Proceedings of The Physiological Society

Future Physiology (Leeds, UK) (2017) Proc Physiol Soc 39, PC11

Poster Communications

An improved method that allows simultaneous recording of stimulus evoked A and C fibre conduction in mouse sciatic nerve

A. M. Brown1, L. R. Rich1

1. Life Sciences, University of Nottingham, Nottingham, United Kingdom.


The area under the stimulus evoked compound action potential (CAP) recorded from isolated nerve trunks is indicative of the number of conducting axons, a phenomenon that has been used advantageously in investigations of injury mechanisms in central white matter, where the ratio of post- and pre-insult CAP area offers an index of injury, against which neuroprotective strategies can be compared. Equivalent studies to those described above are lacking in peripheral nerves, although peripheral nerves are affected by chronic hypoglycaemia, and as susceptible to diabetic neuropathy. These considerations led us to carry out preliminary studies on the effect of aglycemia on sciatic nerve. In the absence of exogenously applied glucose Schwann cell glycogen is broken down to lactate, which is shuttled to the large myelinated A fibres to support conduction; the unmyelinated C fibres do not benefit from the presence of glycogen (Brown et al, 2012). All procedures were carried out in accordance with the Animals (Scientific Procedures) Act 1986 under appropriate authority of project and personal licenses. Adult male CD-1 mice were killed by cervical dislocation and decapitated. Sciatic nerves were dissected, placed in a perfusion chamber, superfused with aerated aCSF containing 10 mM glucose. A Grass S88 double pulse stimulator was employed to deliver two independent stimuli to the nerve. The sciatic nerve contains two morphologically distinct axons; large myelinated A fibres, and small unmyelinated C fibres. The A fibres have a lower threshold for recruitment than the C fibres, thus the 1st stimulus of up to 15 V was used to recruit the A fibres, whereas the 2nd stimulus of up to 150 V was used to recruit the C fibres. In the metabolic studies that we routinely carry out it is beneficial to monitor the amplitude of the responses in real time. During acquisition we opened a separate viewing window, which allowed real time monitoring of the A peak. The small C peak can be occluded in electrical noise, thus we used a running average of the traces to increase the signal to noise ratio in order to visualize the C peak profile over extended periods of time. We are currently investigating the ability of substrates to support conduction in the sciatic nerve. Thus the method we describe can be used for the extended type of experiment required in these studies. 10 mM glucose supports A and C fibre conduction of over 8 hours, but omitting glucose from the aCSF causes C peak then A peak failure. For C peaks 10 mM glucose supports conduction for 8 hours but 10 mM fructose causes the peak to fail after about 6 hours. This method allows for extended duration experiments to be conducted that allow the experimenter to view real time amplitudes of the A and C peak, and record the A and C peak simultaneously to compare their metabolic profiles.

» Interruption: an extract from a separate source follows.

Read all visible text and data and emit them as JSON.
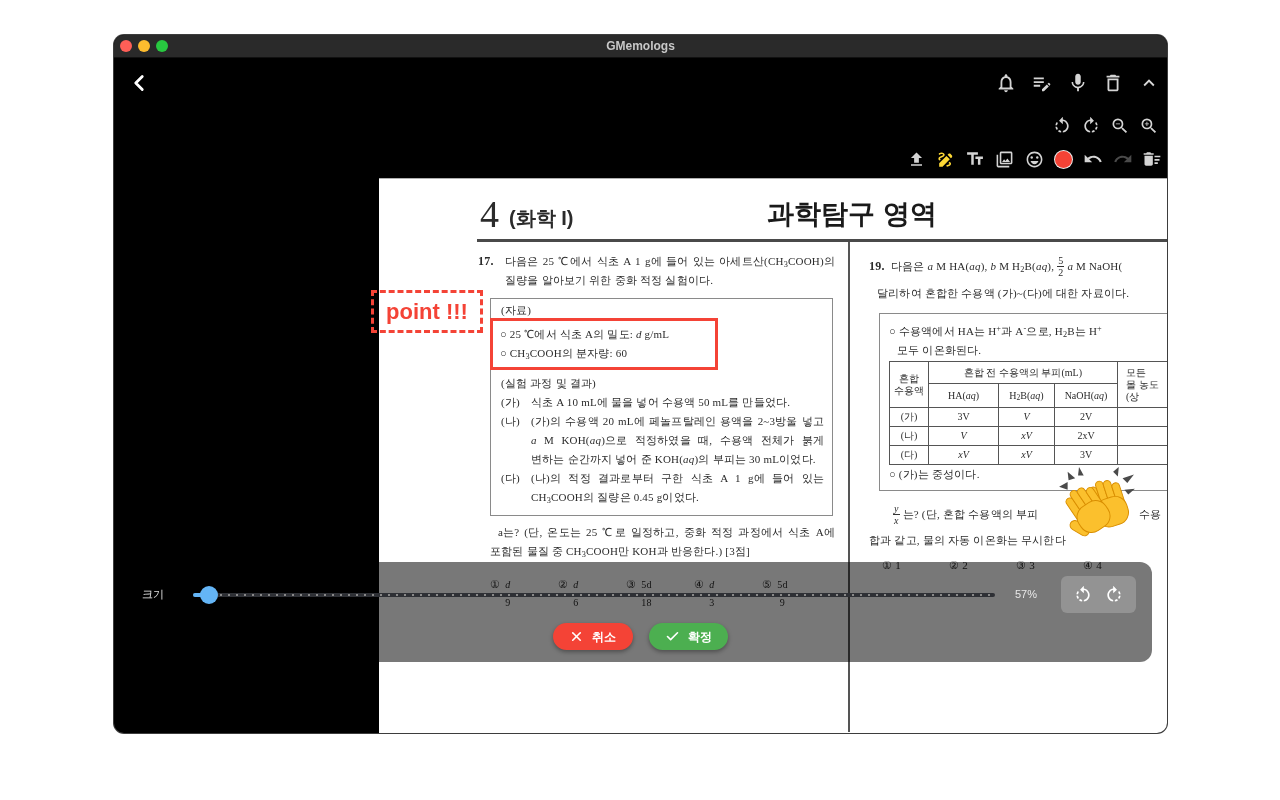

Where applicable, experiments conform with Society ethical requirements